I need to watch the movie again.


Finished Sourcery today. Tomorrow I start reading Wyrd Sisters. XD!


Warbreaker - by Brandon Sanderson. This guy never failed to impress me. After reading the Sahara-Desert-dry Grand Strategy of the Roman Empire, this is a nice welcome back to fantasy reading.


Just finished The Mechanical by Ian Tregillis and moved onto the second in the series, The Rising. It’s somewhat cyberpunk which doesn’t always appeal to me but it poses some really interesting questions regarding identity and morality and it’s links to free will.


I liked the alternate-history facets of that series. I kind of wish that the magical/alchemical element hadn’t been included, because it took it out of the realm of semi-plausible and into the fantasy world. Still, I thought it was a very enjoyable series, very tense and with a great balance of characters.
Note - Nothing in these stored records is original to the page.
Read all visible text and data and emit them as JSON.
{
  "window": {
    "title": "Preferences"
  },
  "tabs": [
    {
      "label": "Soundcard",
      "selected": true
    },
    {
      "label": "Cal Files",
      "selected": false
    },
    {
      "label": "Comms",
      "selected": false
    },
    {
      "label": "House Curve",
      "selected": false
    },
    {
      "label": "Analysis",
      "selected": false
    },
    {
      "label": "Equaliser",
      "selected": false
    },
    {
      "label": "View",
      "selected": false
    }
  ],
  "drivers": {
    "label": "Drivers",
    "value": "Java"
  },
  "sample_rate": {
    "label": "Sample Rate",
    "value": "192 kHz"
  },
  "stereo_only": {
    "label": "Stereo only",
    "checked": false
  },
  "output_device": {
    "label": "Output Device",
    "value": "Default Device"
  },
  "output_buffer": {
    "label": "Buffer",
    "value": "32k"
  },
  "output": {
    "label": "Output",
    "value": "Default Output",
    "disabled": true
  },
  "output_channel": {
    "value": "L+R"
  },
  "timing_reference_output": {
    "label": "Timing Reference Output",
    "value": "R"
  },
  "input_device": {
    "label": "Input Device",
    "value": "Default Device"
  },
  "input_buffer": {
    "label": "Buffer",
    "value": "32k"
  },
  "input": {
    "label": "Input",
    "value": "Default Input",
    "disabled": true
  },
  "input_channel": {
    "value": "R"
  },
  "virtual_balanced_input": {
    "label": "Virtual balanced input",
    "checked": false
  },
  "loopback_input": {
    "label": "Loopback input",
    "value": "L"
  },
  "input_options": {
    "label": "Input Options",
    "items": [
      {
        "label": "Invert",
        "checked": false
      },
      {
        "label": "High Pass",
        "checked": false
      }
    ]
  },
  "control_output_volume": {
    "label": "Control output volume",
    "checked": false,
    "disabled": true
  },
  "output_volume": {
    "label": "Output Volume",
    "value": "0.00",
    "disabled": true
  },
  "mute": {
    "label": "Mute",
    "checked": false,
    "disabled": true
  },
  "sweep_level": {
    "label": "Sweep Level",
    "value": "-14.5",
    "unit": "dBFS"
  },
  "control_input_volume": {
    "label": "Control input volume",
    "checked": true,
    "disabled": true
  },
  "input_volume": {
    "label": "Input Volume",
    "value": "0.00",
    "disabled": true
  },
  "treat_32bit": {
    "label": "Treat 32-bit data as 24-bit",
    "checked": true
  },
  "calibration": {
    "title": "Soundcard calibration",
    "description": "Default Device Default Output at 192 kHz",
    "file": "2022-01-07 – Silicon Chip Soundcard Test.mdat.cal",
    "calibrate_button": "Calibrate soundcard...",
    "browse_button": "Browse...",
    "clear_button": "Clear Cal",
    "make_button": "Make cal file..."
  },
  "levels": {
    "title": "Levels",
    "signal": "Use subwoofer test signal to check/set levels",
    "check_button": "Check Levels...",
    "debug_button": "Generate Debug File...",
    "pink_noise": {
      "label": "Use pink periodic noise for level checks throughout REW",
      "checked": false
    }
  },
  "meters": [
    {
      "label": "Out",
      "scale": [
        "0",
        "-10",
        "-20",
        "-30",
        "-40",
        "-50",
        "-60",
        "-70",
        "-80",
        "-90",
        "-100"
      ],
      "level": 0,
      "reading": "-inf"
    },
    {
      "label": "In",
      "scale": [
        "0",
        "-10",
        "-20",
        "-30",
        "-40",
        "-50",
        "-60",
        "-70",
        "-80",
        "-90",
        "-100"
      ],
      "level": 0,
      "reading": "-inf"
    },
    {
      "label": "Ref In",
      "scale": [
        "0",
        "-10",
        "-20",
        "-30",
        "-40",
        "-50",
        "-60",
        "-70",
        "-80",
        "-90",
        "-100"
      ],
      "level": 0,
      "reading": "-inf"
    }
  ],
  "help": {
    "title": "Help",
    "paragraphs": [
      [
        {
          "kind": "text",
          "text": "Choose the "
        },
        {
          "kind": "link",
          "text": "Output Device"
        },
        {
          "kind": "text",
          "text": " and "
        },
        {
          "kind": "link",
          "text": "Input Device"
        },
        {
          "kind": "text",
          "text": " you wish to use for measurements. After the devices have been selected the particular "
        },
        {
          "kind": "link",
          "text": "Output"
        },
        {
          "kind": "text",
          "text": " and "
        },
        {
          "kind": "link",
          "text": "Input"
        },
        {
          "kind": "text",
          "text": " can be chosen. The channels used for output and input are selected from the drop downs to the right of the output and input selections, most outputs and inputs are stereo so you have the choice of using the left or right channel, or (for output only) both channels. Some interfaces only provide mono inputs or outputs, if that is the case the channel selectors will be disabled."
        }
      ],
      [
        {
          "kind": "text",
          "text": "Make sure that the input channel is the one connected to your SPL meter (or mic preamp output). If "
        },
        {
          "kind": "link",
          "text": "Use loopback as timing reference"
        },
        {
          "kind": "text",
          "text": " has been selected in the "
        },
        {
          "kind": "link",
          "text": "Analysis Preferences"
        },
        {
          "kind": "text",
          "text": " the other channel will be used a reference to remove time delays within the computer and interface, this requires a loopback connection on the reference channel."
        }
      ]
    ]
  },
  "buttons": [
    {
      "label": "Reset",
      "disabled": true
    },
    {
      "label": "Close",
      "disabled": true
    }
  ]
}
Currently reading the 2nd volume of Grant Morrison’s JLA. It includes the story Rock of Ages, which I’ve wanted to read for a long time. It’s a really cool time travel story framed around the Injustice Gang lead by Lex Luthor attempting a hostile corporate take over of the JLA. One unexpected pleasure from the story is seeing Superman with his electric blue powers. It’s been a long time since I’ve read a comic from that period, and Morrison does some really cool things with that gimmick. I was an active Superman reader at the time, and I don’t recall reading about Superman learning to use the powers, something Morrison does well. At first Superman doesn’t seem to do anything differently from his normal power set, and by the end of Rock of Ages he’s dealing with being converted into a radio signal and bouncing on transmissions to reform himself.


This was seriously good. What a writer. Particularly enjoyed it as as a 40 year old white male it’s probably not the sort of book I am supposed to be reading. I even saw it for £3.99 in Sainsburys amidst the trash thriller / crime / beach reading nonsense.


I’ve read nearly every book by Sanderson, except some of the promotional stuff, and Warbreaker is still the one I think back most fondly on.


Watch out, you can run out of Sir Terry’s books before you’re ready. I just counted (by eyeballing it) 14 books on my shelves, and that doesn’t include the ones hiding behind those (I have to double-layer his paperbacks) and a few others that got misfiled, and the hardcovers. And a couple of other oddballs, like Cohen the Barbarian and Where’s My Cow? So that’s twice what I can see and then some others, and I’m missing some…
…and, well…
…and even if I get everything, that will never be enough, but we all have to live with that.

(For anyone who wants to really get into Pratchett, and wants to get the total emotional impact of a combo of a kid’s book and a novel, don’t read Where’s My Cow until just before or just after you read Thud! if you can help it).


I started Star Wars: Thrawn: Alliances by Timothy Zahn last week. I’d probably be done with it, but I had a very busy weekend so didn’t get a chance to read (well, to be fair, I devoted free time to finishing Persona 5). Good so far, and interesting that it has this back and forth between Clone Wars era and Rebels era where Thrawn is working alongside Anakin and Vader, respectively. I like how Zahn manages to sneak in bits of his old creations into the new SW canon (unless the makers of Rebels did some of it, as I haven’t seen that).


Reading Neil Gaiman’s Norse Mythology, here. Not quite mythology, history, or a novel, but a lot like all three. He writes it like he writes everything else. Strong recommendation.